It is a terrible mistake for anyone, upon perceiving his inner uncleanness, to distance himself from the only Person who can purify him. The folly of such an attitude is greater than that of someone who, because he is shivering with cold, stands farther away from the fire. On the contrary: if you are cold, come closer to the fire to warm yourself up!
Let us enter the school of the Sacred Heart
“If my chosen souls live united to Me and truly know Me, how much good they can do to so many others who live far from Me and do not know Me!” said Jesus on December 12, the date on which Josefa made her religious profession in articulo mortis.
In learning something of the brief life of this Spanish mystic in these lines, we have followed the story of someone who came to know the Sacred Heart by accepting His love, being moulded and, so to speak, conquered by it in order to pass it on to the world. At the end of this journey, which cost her so much blood, she reached the level of perfection to which she was called, not by her own merits, but by virtue of the charity of the Good Jesus.
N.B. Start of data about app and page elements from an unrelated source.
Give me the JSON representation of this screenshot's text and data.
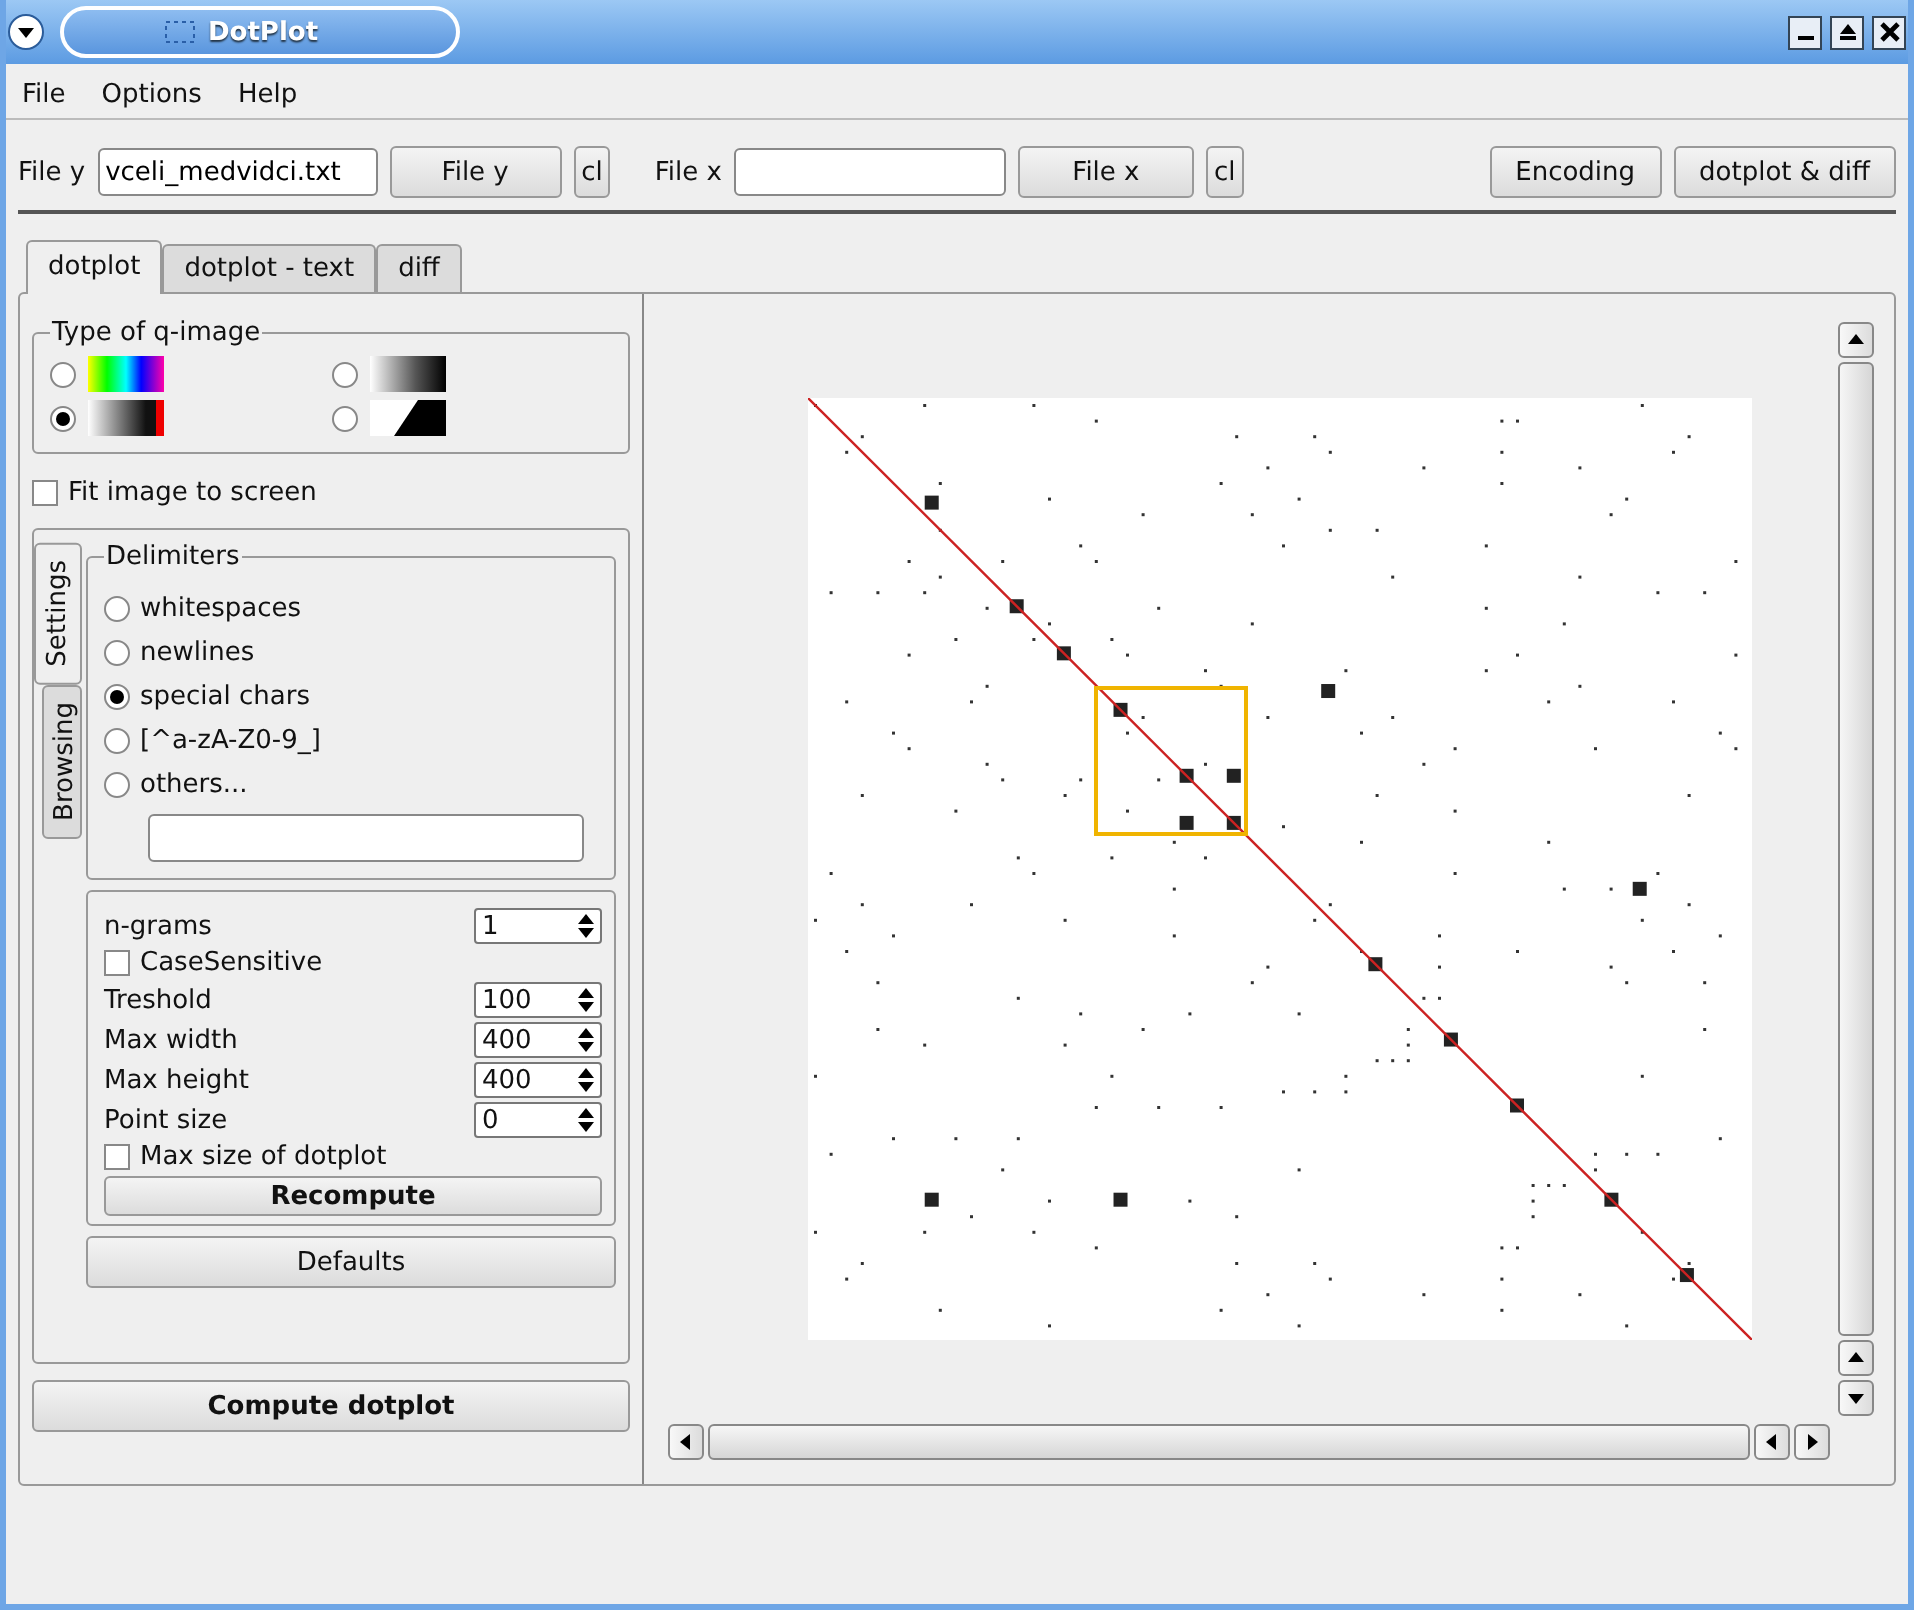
{
  "window": {
    "title": "DotPlot"
  },
  "menu": [
    "File",
    "Options",
    "Help"
  ],
  "toolbar": {
    "file_y": {
      "label": "File y",
      "value": "vceli_medvidci.txt",
      "button": "File y",
      "clear": "cl"
    },
    "file_x": {
      "label": "File x",
      "button": "File x",
      "clear": "cl"
    },
    "buttons": [
      "Encoding",
      "dotplot & diff"
    ]
  },
  "tabs": [
    {
      "label": "dotplot",
      "selected": true
    },
    {
      "label": "dotplot - text",
      "selected": false
    },
    {
      "label": "diff",
      "selected": false
    }
  ],
  "q_image": {
    "title": "Type of q-image",
    "options": [
      {
        "kind": "rainbow",
        "selected": false
      },
      {
        "kind": "gradient",
        "selected": false
      },
      {
        "kind": "gray_red",
        "selected": true
      },
      {
        "kind": "step",
        "selected": false
      }
    ]
  },
  "fit_to_screen": {
    "label": "Fit image to screen",
    "checked": false
  },
  "side_tabs": [
    {
      "label": "Settings",
      "selected": true
    },
    {
      "label": "Browsing",
      "selected": false
    }
  ],
  "delimiters": {
    "title": "Delimiters",
    "options": [
      {
        "label": "whitespaces",
        "selected": false
      },
      {
        "label": "newlines",
        "selected": false
      },
      {
        "label": "special chars",
        "selected": true
      },
      {
        "label": "[^a-zA-Z0-9_]",
        "selected": false
      },
      {
        "label": "others...",
        "selected": false
      }
    ]
  },
  "params": [
    {
      "kind": "spin",
      "label": "n-grams",
      "value": "1"
    },
    {
      "kind": "check",
      "label": "CaseSensitive",
      "checked": false
    },
    {
      "kind": "spin",
      "label": "Treshold",
      "value": "100"
    },
    {
      "kind": "spin",
      "label": "Max width",
      "value": "400"
    },
    {
      "kind": "spin",
      "label": "Max height",
      "value": "400"
    },
    {
      "kind": "spin",
      "label": "Point size",
      "value": "0"
    },
    {
      "kind": "check",
      "label": "Max size of dotplot",
      "checked": false
    }
  ],
  "recompute": "Recompute",
  "defaults": "Defaults",
  "compute": "Compute dotplot"
}
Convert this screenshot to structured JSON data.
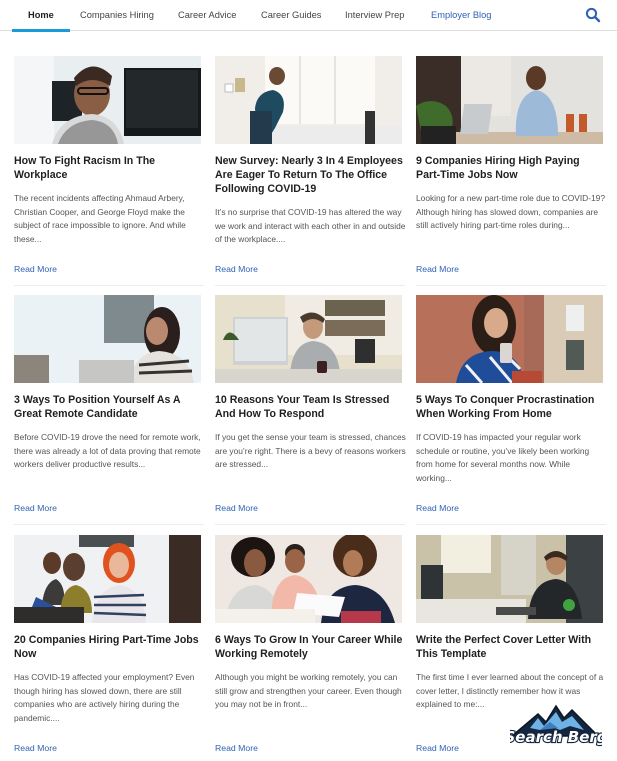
{
  "nav": {
    "items": [
      {
        "label": "Home",
        "active": true
      },
      {
        "label": "Companies Hiring"
      },
      {
        "label": "Career Advice"
      },
      {
        "label": "Career Guides"
      },
      {
        "label": "Interview Prep"
      },
      {
        "label": "Employer Blog",
        "highlight": true
      }
    ],
    "search_icon": "search-icon",
    "accent_color": "#1a9ad6",
    "link_color": "#2f62b4"
  },
  "articles": [
    {
      "title": "How To Fight Racism In The Workplace",
      "excerpt": "The recent incidents affecting Ahmaud Arbery, Christian Cooper, and George Floyd make the subject of race impossible to ignore. And while these...",
      "read_more": "Read More",
      "image": "woman with glasses at office desk"
    },
    {
      "title": "New Survey: Nearly 3 In 4 Employees Are Eager To Return To The Office Following COVID-19",
      "excerpt": "It’s no surprise that COVID-19 has altered the way we work and interact with each other in and outside of the workplace....",
      "read_more": "Read More",
      "image": "woman on phone leaning over desk"
    },
    {
      "title": "9 Companies Hiring High Paying Part-Time Jobs Now",
      "excerpt": "Looking for a new part-time role due to COVID-19? Although hiring has slowed down, companies are still actively hiring part-time roles during...",
      "read_more": "Read More",
      "image": "man on phone at desk with laptop"
    },
    {
      "title": "3 Ways To Position Yourself As A Great Remote Candidate",
      "excerpt": "Before COVID-19 drove the need for remote work, there was already a lot of data proving that remote workers deliver productive results...",
      "read_more": "Read More",
      "image": "woman working on laptop at home"
    },
    {
      "title": "10 Reasons Your Team Is Stressed And How To Respond",
      "excerpt": "If you get the sense your team is stressed, chances are you’re right. There is a bevy of reasons workers are stressed...",
      "read_more": "Read More",
      "image": "man at desktop computer in home office"
    },
    {
      "title": "5 Ways To Conquer Procrastination When Working From Home",
      "excerpt": "If COVID-19 has impacted your regular work schedule or routine, you’ve likely been working from home for several months now. While working...",
      "read_more": "Read More",
      "image": "woman looking at phone on street"
    },
    {
      "title": "20 Companies Hiring Part-Time Jobs Now",
      "excerpt": "Has COVID-19 affected your employment? Even though hiring has slowed down, there are still companies who are actively hiring during the pandemic....",
      "read_more": "Read More",
      "image": "three women smiling at laptop"
    },
    {
      "title": "6 Ways To Grow In Your Career While Working Remotely",
      "excerpt": "Although you might be working remotely, you can still grow and strengthen your career. Even though you may not be in front...",
      "read_more": "Read More",
      "image": "three people reviewing documents"
    },
    {
      "title": "Write the Perfect Cover Letter With This Template",
      "excerpt": "The first time I ever learned about the concept of a cover letter, I distinctly remember how it was explained to me:...",
      "read_more": "Read More",
      "image": "man typing at office computer"
    }
  ],
  "watermark": {
    "text": "Search Berg"
  }
}
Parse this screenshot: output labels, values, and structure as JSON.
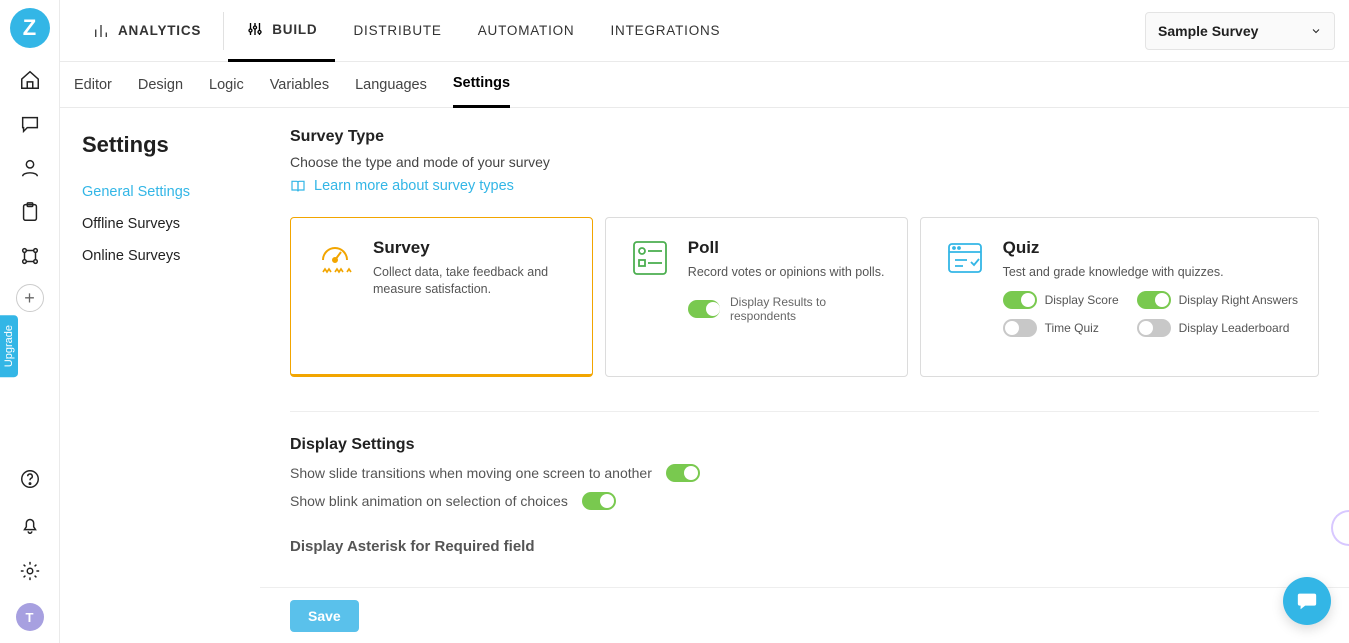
{
  "brand_letter": "Z",
  "upgrade_label": "Upgrade",
  "avatar_letter": "T",
  "topnav": {
    "analytics": "ANALYTICS",
    "build": "BUILD",
    "distribute": "DISTRIBUTE",
    "automation": "AUTOMATION",
    "integrations": "INTEGRATIONS"
  },
  "survey_select_label": "Sample Survey",
  "subtabs": {
    "editor": "Editor",
    "design": "Design",
    "logic": "Logic",
    "variables": "Variables",
    "languages": "Languages",
    "settings": "Settings"
  },
  "sidebar": {
    "heading": "Settings",
    "general": "General Settings",
    "offline": "Offline Surveys",
    "online": "Online Surveys"
  },
  "survey_type": {
    "title": "Survey Type",
    "desc": "Choose the type and mode of your survey",
    "learn": "Learn more about survey types",
    "survey": {
      "title": "Survey",
      "desc": "Collect data, take feedback and measure satisfaction."
    },
    "poll": {
      "title": "Poll",
      "desc": "Record votes or opinions with polls.",
      "display_results": "Display Results to respondents"
    },
    "quiz": {
      "title": "Quiz",
      "desc": "Test and grade knowledge with quizzes.",
      "display_score": "Display Score",
      "display_right": "Display Right Answers",
      "time_quiz": "Time Quiz",
      "display_leaderboard": "Display Leaderboard"
    }
  },
  "display_settings": {
    "title": "Display Settings",
    "transitions": "Show slide transitions when moving one screen to another",
    "blink": "Show blink animation on selection of choices"
  },
  "asterisk_title": "Display Asterisk for Required field",
  "save_label": "Save"
}
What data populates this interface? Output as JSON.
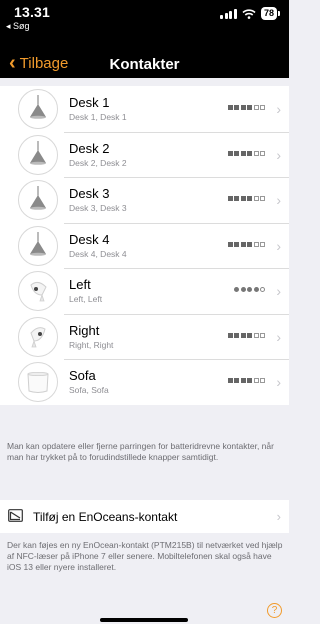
{
  "status": {
    "time": "13.31",
    "back_app": "◂ Søg",
    "battery": "78"
  },
  "nav": {
    "back_label": "Tilbage",
    "title": "Kontakter"
  },
  "items": [
    {
      "title": "Desk 1",
      "subtitle": "Desk 1, Desk 1",
      "icon": "pendant-lamp-icon",
      "indicator": "squares",
      "level": 4
    },
    {
      "title": "Desk 2",
      "subtitle": "Desk 2, Desk 2",
      "icon": "pendant-lamp-icon",
      "indicator": "squares",
      "level": 4
    },
    {
      "title": "Desk 3",
      "subtitle": "Desk 3, Desk 3",
      "icon": "pendant-lamp-icon",
      "indicator": "squares",
      "level": 4
    },
    {
      "title": "Desk 4",
      "subtitle": "Desk 4, Desk 4",
      "icon": "pendant-lamp-icon",
      "indicator": "squares",
      "level": 4
    },
    {
      "title": "Left",
      "subtitle": "Left, Left",
      "icon": "spot-lamp-icon",
      "indicator": "dots",
      "level": 4
    },
    {
      "title": "Right",
      "subtitle": "Right, Right",
      "icon": "spot-lamp-icon",
      "indicator": "squares",
      "level": 4
    },
    {
      "title": "Sofa",
      "subtitle": "Sofa, Sofa",
      "icon": "shade-lamp-icon",
      "indicator": "squares",
      "level": 4
    }
  ],
  "info_pairing": "Man kan opdatere eller fjerne parringen for batteridrevne kontakter, når man har trykket på to forudindstillede knapper samtidigt.",
  "add_contact_label": "Tilføj en EnOceans-kontakt",
  "info_nfc": "Der kan føjes en ny EnOcean-kontakt (PTM215B) til netværket ved hjælp af NFC-læser på iPhone 7 eller senere. Mobiltelefonen skal også have iOS 13 eller nyere installeret.",
  "help_label": "?",
  "colors": {
    "accent": "#f19b2c",
    "header_bg": "#000000",
    "background": "#efeff4"
  }
}
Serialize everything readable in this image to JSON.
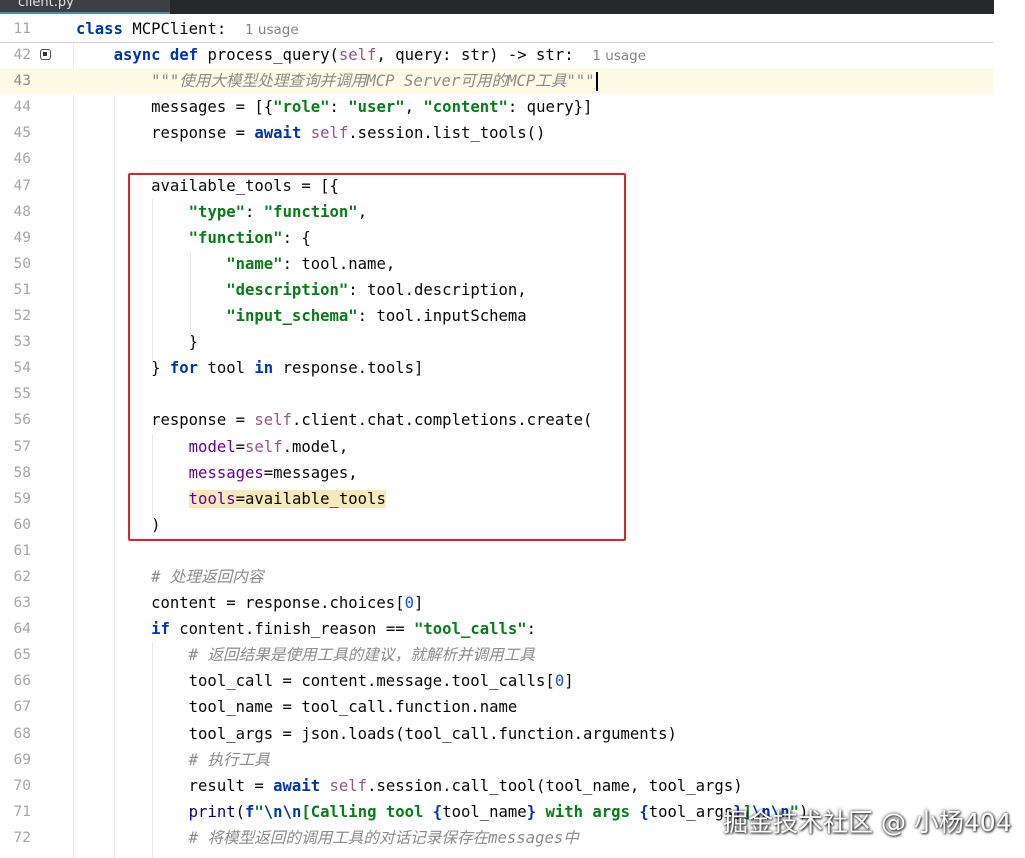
{
  "window": {
    "tab_label": "client.py"
  },
  "class_header": {
    "line_no": "11",
    "code": "class MCPClient:",
    "usage_hint": "1 usage"
  },
  "lines": [
    {
      "no": "42",
      "code": "async def process_query(self, query: str) -> str:",
      "hint": "1 usage"
    },
    {
      "no": "43",
      "code": "\"\"\"使用大模型处理查询并调用MCP Server可用的MCP工具\"\"\""
    },
    {
      "no": "44",
      "code": "messages = [{\"role\": \"user\", \"content\": query}]"
    },
    {
      "no": "45",
      "code": "response = await self.session.list_tools()"
    },
    {
      "no": "46",
      "code": ""
    },
    {
      "no": "47",
      "code": "available_tools = [{"
    },
    {
      "no": "48",
      "code": "\"type\": \"function\","
    },
    {
      "no": "49",
      "code": "\"function\": {"
    },
    {
      "no": "50",
      "code": "\"name\": tool.name,"
    },
    {
      "no": "51",
      "code": "\"description\": tool.description,"
    },
    {
      "no": "52",
      "code": "\"input_schema\": tool.inputSchema"
    },
    {
      "no": "53",
      "code": "}"
    },
    {
      "no": "54",
      "code": "} for tool in response.tools]"
    },
    {
      "no": "55",
      "code": ""
    },
    {
      "no": "56",
      "code": "response = self.client.chat.completions.create("
    },
    {
      "no": "57",
      "code": "model=self.model,"
    },
    {
      "no": "58",
      "code": "messages=messages,"
    },
    {
      "no": "59",
      "code": "tools=available_tools"
    },
    {
      "no": "60",
      "code": ")"
    },
    {
      "no": "61",
      "code": ""
    },
    {
      "no": "62",
      "code": "# 处理返回内容"
    },
    {
      "no": "63",
      "code": "content = response.choices[0]"
    },
    {
      "no": "64",
      "code": "if content.finish_reason == \"tool_calls\":"
    },
    {
      "no": "65",
      "code": "# 返回结果是使用工具的建议，就解析并调用工具"
    },
    {
      "no": "66",
      "code": "tool_call = content.message.tool_calls[0]"
    },
    {
      "no": "67",
      "code": "tool_name = tool_call.function.name"
    },
    {
      "no": "68",
      "code": "tool_args = json.loads(tool_call.function.arguments)"
    },
    {
      "no": "69",
      "code": "# 执行工具"
    },
    {
      "no": "70",
      "code": "result = await self.session.call_tool(tool_name, tool_args)"
    },
    {
      "no": "71",
      "code": "print(f\"\\n\\n[Calling tool {tool_name} with args {tool_args}]\\n\\n\")"
    },
    {
      "no": "72",
      "code": "# 将模型返回的调用工具的对话记录保存在messages中"
    }
  ],
  "watermark": "掘金技术社区 @ 小杨404",
  "colors": {
    "keyword": "#0033b3",
    "string": "#067d17",
    "self": "#94558d",
    "comment": "#8c8c8c",
    "number": "#1750eb",
    "param": "#660099",
    "highlight_box": "#e0202a",
    "current_line": "#fdfbe6"
  },
  "icons": {
    "gutter_marker": "implementation-marker-icon"
  }
}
The Saviour’s Heart also beats for us, has been pierced for us, is on fire with love for us… Let us acknowledge our misery, hand it over to Him, and ask for His forgiveness – always under the mantle of the Blessed Virgin – so that we can be united to Him and console Him!
Would that we one day hear from His august and sweet lips the same sentence He addressed to Josefa: “Your littleness has given way to my greatness… Your misery and even your sins, to my mercy… And your trust, to my love and my goodness.” ◊
1 The biographical data and verbatim quotes from the message that the Sacred Heart of Jesus entrusted to Sister Josefa Menéndez have been taken from the work: MENÉNDEZ, RSCJ, Josefa. Un llamamiento al amor. 7.ed. Madrid: Religiosas del Sagrado Corazón, 1998.
2 Josefa’s father, Leonardo Menéndez, had already passed away when Josefa entered religious life.
3 In this regard, see two episodes in which the Sacred Heart appears to the seer – in her words – as “a poor starving man” asking her to satisfy His hunger for souls: cf. MENÉNDEZ, op. cit., p.159; p.272.
4 Cf. ST. BERNARD OF CLAIRVAUX. Sobre el Cantar de los Cantares. Sermón LXXXIII, n.5. In: Obras Completas. Barcelona: Rafael Casulleras, 1925, v.III, p.709.